BOSTON — The federal investigation into the Boston Marathon bombings has revised several significant details reported in the aftermath of the tragedy, especially the hunt for the perpetrators.
Investigators now say the surviving suspect, Dzhokhar Tsarnaev, 19, did not engage in a gun battle with the police SWAT team that captured him a week ago in a boat in suburban Watertown.
They said no weapon was found on him or in and around the boat even though officers riddled the small craft with bullets before pulling him out and handcuffing him.
At the time, police said they had "exchanged gunfire" with the suspect, and that they also feared he had explosives hiding in the boat. No explosives were found there.
Investigators did not say if any of the bullets fired at the boat struck Tsarnaev, who was bleeding from serious wounds and taken to a Boston hospital. They said he was at the scene of the gunfight between police and his older brother, Tamerlan Tsarnaev, 26, about 18 hours before the boat capture.
But they also disclosed that only one weapon, a 9mm handgun, was found at the earlier gunfight scene instead of the three guns that officials said at the time were recovered there. They said the gun was used by Tamerlan Tsarnaev to shoot at police, seriously wounding one officer and slightly injuring another.
Tamerlan died from bullet, shrapnel and other injuries sustained when his younger brother drove over his body while fleeing the gunfight in a stolen car. Investigators said the brothers had tossed a pressure cooker bomb like those used in the marathon explosions as well as handmade pipe bombs at police during the confrontation.
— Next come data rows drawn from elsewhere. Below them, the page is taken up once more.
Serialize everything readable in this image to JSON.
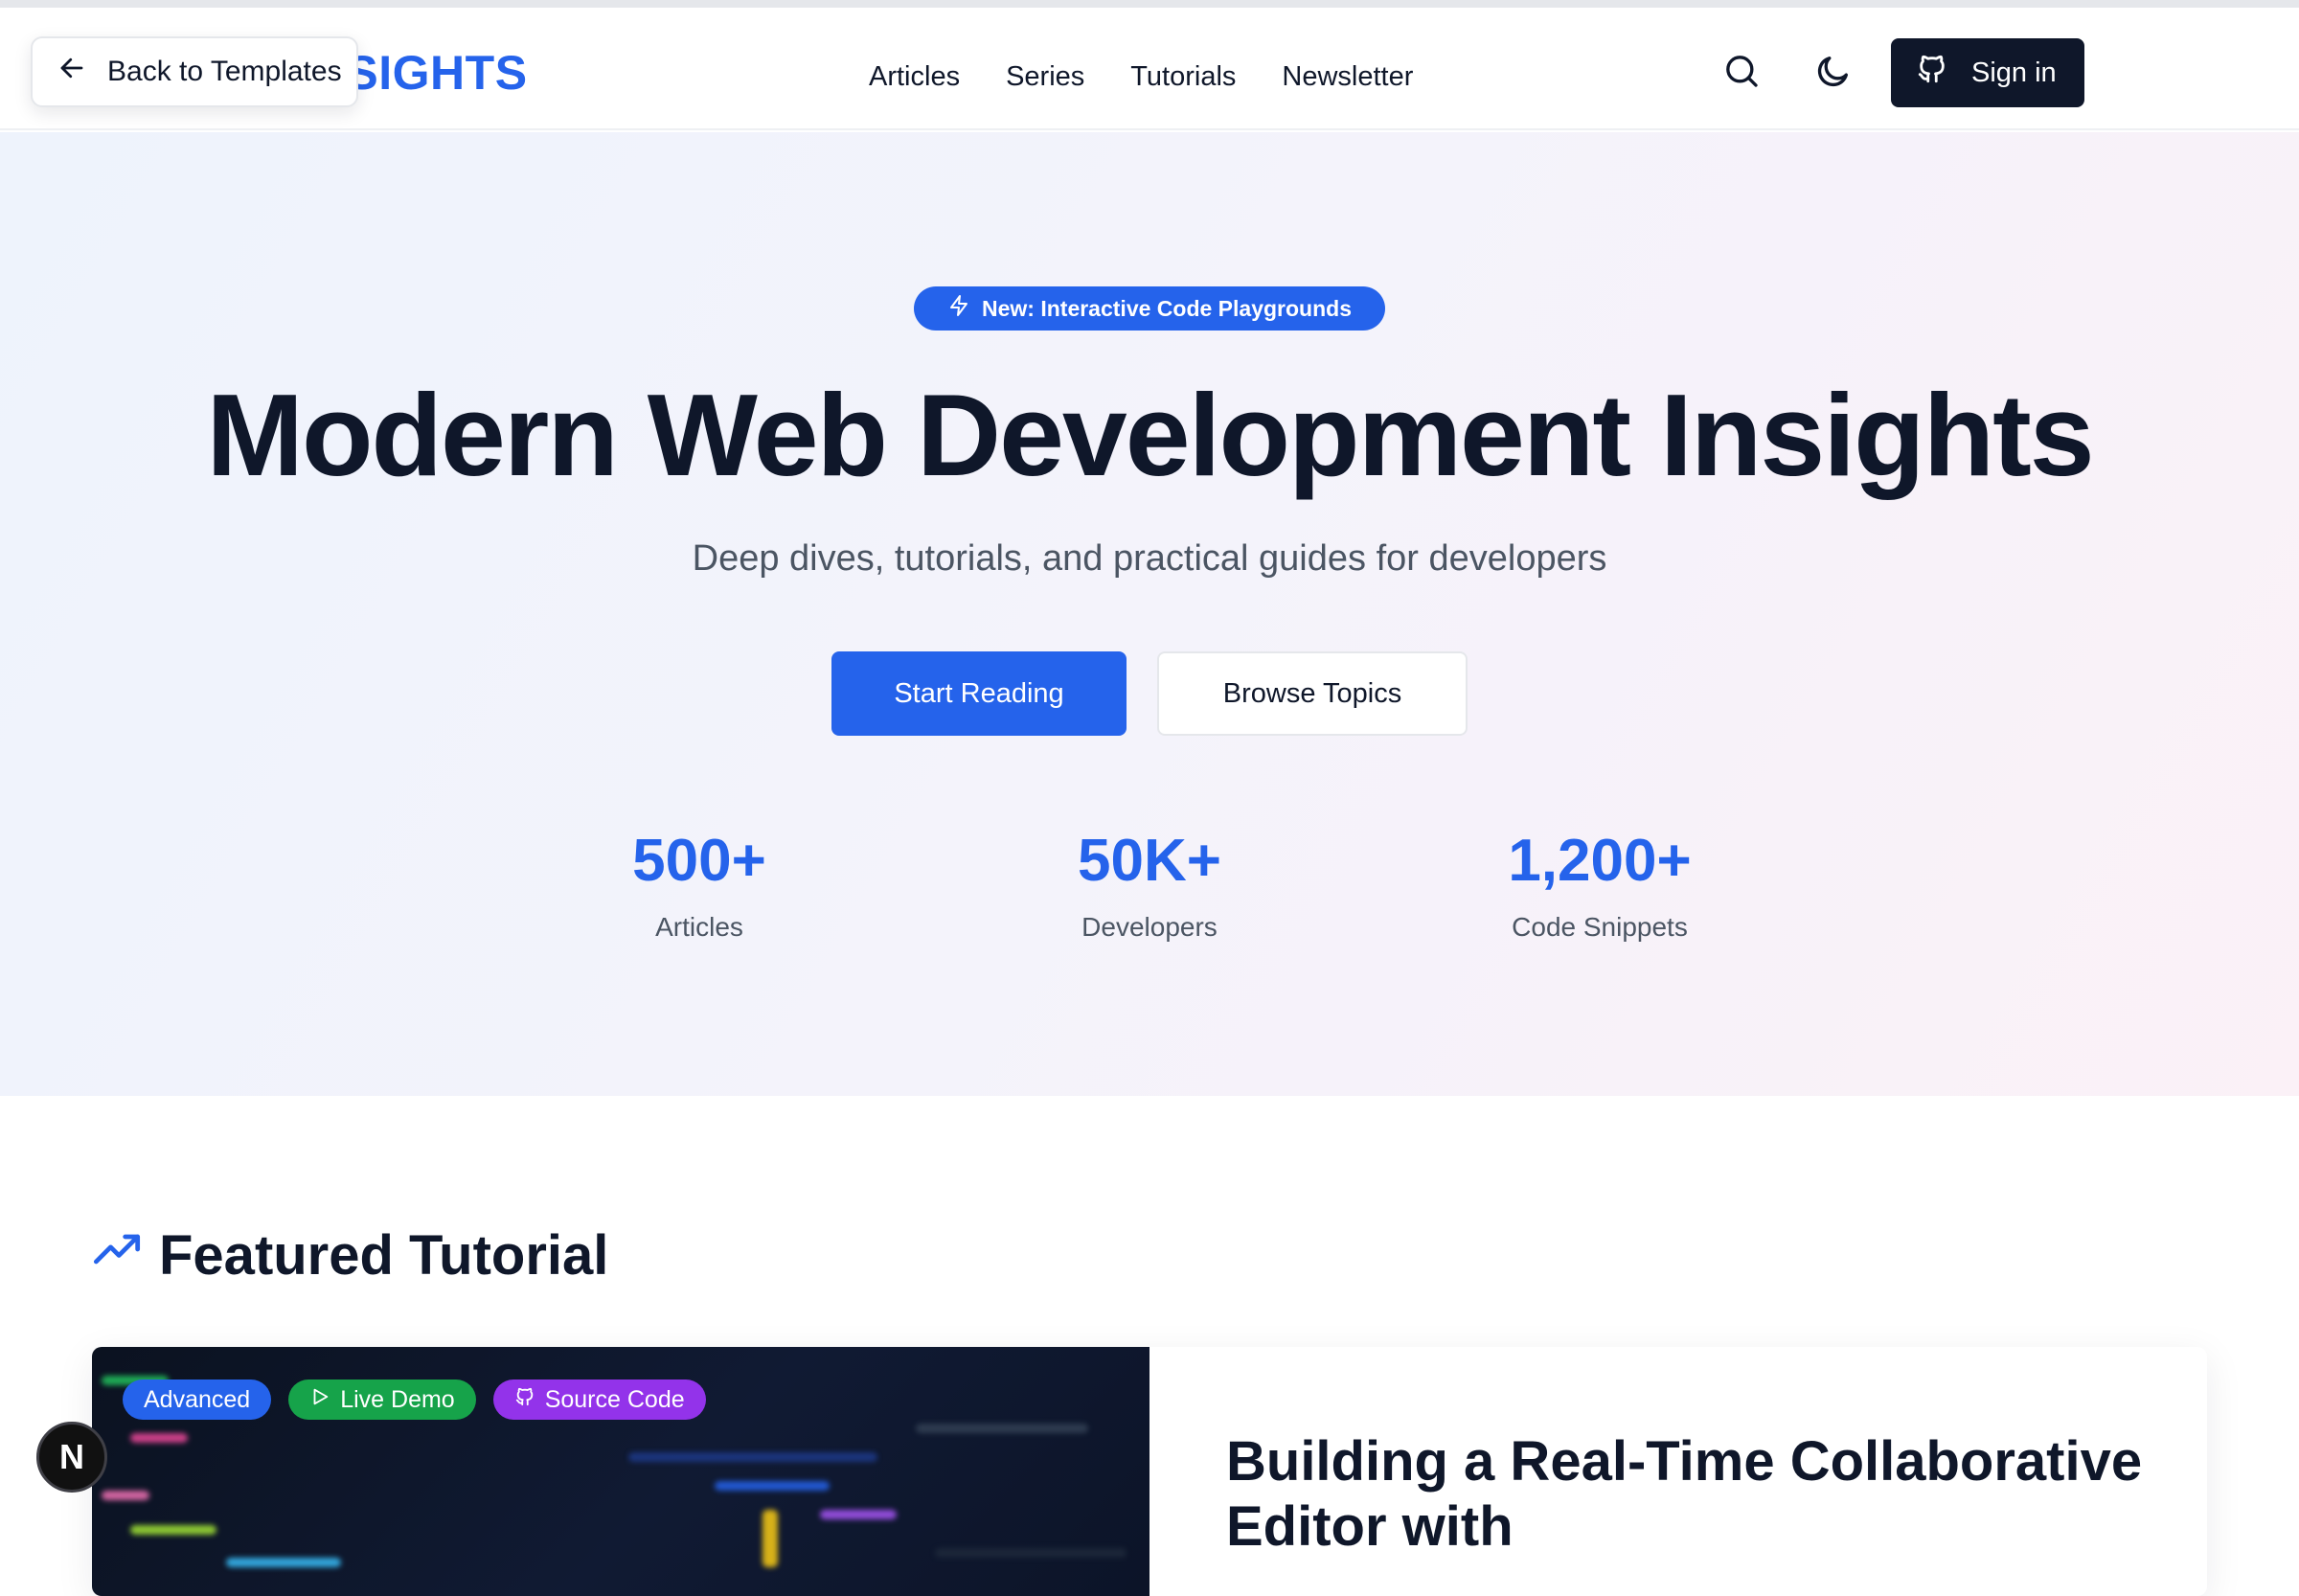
{
  "header": {
    "back_label": "Back to Templates",
    "logo_slash": "/",
    "logo_text": "INSIGHTS",
    "nav": [
      "Articles",
      "Series",
      "Tutorials",
      "Newsletter"
    ],
    "signin_label": "Sign in"
  },
  "hero": {
    "badge": "New: Interactive Code Playgrounds",
    "title": "Modern Web Development Insights",
    "subtitle": "Deep dives, tutorials, and practical guides for developers",
    "primary_cta": "Start Reading",
    "secondary_cta": "Browse Topics",
    "stats": [
      {
        "value": "500+",
        "label": "Articles"
      },
      {
        "value": "50K+",
        "label": "Developers"
      },
      {
        "value": "1,200+",
        "label": "Code Snippets"
      }
    ]
  },
  "featured": {
    "heading": "Featured Tutorial",
    "tags": [
      "Advanced",
      "Live Demo",
      "Source Code"
    ],
    "title": "Building a Real-Time Collaborative Editor with"
  },
  "floating": {
    "next_badge": "N"
  },
  "colors": {
    "accent": "#2563eb",
    "dark": "#0f172a",
    "tag_advanced": "#2563eb",
    "tag_live_demo": "#16a34a",
    "tag_source_code": "#9333ea"
  },
  "icons": [
    "arrow-left-icon",
    "search-icon",
    "moon-icon",
    "github-icon",
    "zap-icon",
    "trending-up-icon",
    "play-icon"
  ]
}
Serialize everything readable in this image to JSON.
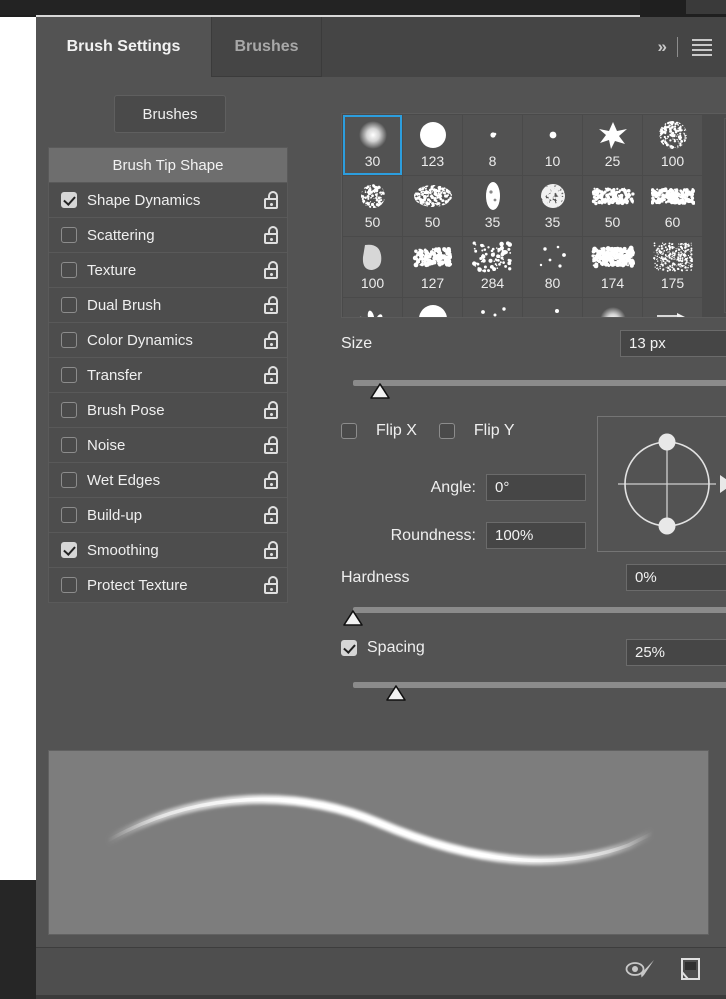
{
  "panel": {
    "tabs": [
      {
        "label": "Brush Settings",
        "active": true
      },
      {
        "label": "Brushes",
        "active": false
      }
    ],
    "collapse_icon": "chevron-double-right-icon",
    "menu_icon": "panel-menu-icon",
    "brushes_button": "Brushes"
  },
  "settings": {
    "header": "Brush Tip Shape",
    "items": [
      {
        "label": "Shape Dynamics",
        "checked": true,
        "lock": "unlocked"
      },
      {
        "label": "Scattering",
        "checked": false,
        "lock": "unlocked"
      },
      {
        "label": "Texture",
        "checked": false,
        "lock": "unlocked"
      },
      {
        "label": "Dual Brush",
        "checked": false,
        "lock": "unlocked"
      },
      {
        "label": "Color Dynamics",
        "checked": false,
        "lock": "unlocked"
      },
      {
        "label": "Transfer",
        "checked": false,
        "lock": "unlocked"
      },
      {
        "label": "Brush Pose",
        "checked": false,
        "lock": "unlocked"
      },
      {
        "label": "Noise",
        "checked": false,
        "lock": "unlocked"
      },
      {
        "label": "Wet Edges",
        "checked": false,
        "lock": "unlocked"
      },
      {
        "label": "Build-up",
        "checked": false,
        "lock": "unlocked"
      },
      {
        "label": "Smoothing",
        "checked": true,
        "lock": "unlocked"
      },
      {
        "label": "Protect Texture",
        "checked": false,
        "lock": "unlocked"
      }
    ]
  },
  "brush_grid": {
    "selected_index": 0,
    "scrollbar": "vertical-scrollbar",
    "presets": [
      {
        "size": "30",
        "kind": "soft-round"
      },
      {
        "size": "123",
        "kind": "hard-round"
      },
      {
        "size": "8",
        "kind": "tiny-speck"
      },
      {
        "size": "10",
        "kind": "small-dot"
      },
      {
        "size": "25",
        "kind": "star-splatter"
      },
      {
        "size": "100",
        "kind": "noise-round"
      },
      {
        "size": "50",
        "kind": "grain-round"
      },
      {
        "size": "50",
        "kind": "soft-oval-grain"
      },
      {
        "size": "35",
        "kind": "vertical-blob"
      },
      {
        "size": "35",
        "kind": "fuzzy-round"
      },
      {
        "size": "50",
        "kind": "rough-streak"
      },
      {
        "size": "60",
        "kind": "rough-streak-wide"
      },
      {
        "size": "100",
        "kind": "thumb-smudge"
      },
      {
        "size": "127",
        "kind": "dry-brush"
      },
      {
        "size": "284",
        "kind": "spatter"
      },
      {
        "size": "80",
        "kind": "sparse-dots"
      },
      {
        "size": "174",
        "kind": "chalk-stroke"
      },
      {
        "size": "175",
        "kind": "hair-comb"
      },
      {
        "size": "",
        "kind": "leaf-scatter"
      },
      {
        "size": "",
        "kind": "hard-round-large"
      },
      {
        "size": "",
        "kind": "dot-scatter-a"
      },
      {
        "size": "",
        "kind": "dot-scatter-b"
      },
      {
        "size": "",
        "kind": "soft-glow"
      },
      {
        "size": "",
        "kind": "flat-marker"
      }
    ]
  },
  "controls": {
    "size": {
      "label": "Size",
      "value": "13 px",
      "slider_pct": 7
    },
    "flip_x": {
      "label": "Flip X",
      "checked": false
    },
    "flip_y": {
      "label": "Flip Y",
      "checked": false
    },
    "angle": {
      "label": "Angle:",
      "value": "0°"
    },
    "roundness": {
      "label": "Roundness:",
      "value": "100%"
    },
    "angle_widget": "angle-roundness-dial",
    "hardness": {
      "label": "Hardness",
      "value": "0%",
      "slider_pct": 0
    },
    "spacing": {
      "label": "Spacing",
      "value": "25%",
      "checked": true,
      "slider_pct": 11
    }
  },
  "preview": {
    "name": "brush-stroke-preview"
  },
  "footer": {
    "live_tip_icon": "live-brush-tip-preview-icon",
    "new_brush_icon": "create-new-brush-icon"
  },
  "colors": {
    "panel_bg": "#535353",
    "tab_bg": "#454545",
    "accent": "#2c9ede",
    "field_bg": "#464646",
    "text": "#efefef",
    "preview_bg": "#7d7d7d"
  }
}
Investigators also contradicted reports that the younger brother's throat wound that has impeded his ability to speak resulted from an attempt to take his own life with a gun. They said it was caused by shrapnel from a makeshift bomb and not a bullet.